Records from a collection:

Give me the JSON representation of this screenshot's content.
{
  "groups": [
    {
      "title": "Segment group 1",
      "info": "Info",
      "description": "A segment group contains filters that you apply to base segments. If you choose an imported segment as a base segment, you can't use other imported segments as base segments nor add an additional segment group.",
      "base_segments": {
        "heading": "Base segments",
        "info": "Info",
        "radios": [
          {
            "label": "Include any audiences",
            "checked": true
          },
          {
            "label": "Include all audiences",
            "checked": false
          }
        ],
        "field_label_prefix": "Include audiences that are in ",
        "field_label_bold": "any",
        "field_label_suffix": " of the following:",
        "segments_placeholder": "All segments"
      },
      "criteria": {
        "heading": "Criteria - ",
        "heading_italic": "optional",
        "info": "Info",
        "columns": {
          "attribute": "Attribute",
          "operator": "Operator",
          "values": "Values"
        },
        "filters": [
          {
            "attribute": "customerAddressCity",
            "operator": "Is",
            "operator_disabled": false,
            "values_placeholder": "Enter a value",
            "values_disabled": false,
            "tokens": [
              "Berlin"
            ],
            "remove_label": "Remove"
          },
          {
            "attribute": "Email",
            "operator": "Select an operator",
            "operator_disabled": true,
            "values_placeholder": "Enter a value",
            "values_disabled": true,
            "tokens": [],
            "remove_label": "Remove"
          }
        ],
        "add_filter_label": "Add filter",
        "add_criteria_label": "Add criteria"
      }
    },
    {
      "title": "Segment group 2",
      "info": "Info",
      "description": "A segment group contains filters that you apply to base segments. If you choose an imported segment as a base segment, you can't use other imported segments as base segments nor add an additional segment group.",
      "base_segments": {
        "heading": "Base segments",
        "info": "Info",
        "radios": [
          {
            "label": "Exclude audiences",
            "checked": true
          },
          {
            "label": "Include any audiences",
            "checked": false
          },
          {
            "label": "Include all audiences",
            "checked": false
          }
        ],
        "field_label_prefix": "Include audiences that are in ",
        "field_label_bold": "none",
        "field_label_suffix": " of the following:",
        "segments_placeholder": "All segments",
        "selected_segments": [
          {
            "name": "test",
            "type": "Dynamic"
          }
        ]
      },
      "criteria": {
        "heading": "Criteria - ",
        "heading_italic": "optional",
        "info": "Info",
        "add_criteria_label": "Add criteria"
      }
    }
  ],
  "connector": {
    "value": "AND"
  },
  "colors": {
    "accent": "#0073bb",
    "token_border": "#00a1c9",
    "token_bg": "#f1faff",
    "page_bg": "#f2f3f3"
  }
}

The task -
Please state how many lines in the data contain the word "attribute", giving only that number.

Response area -
3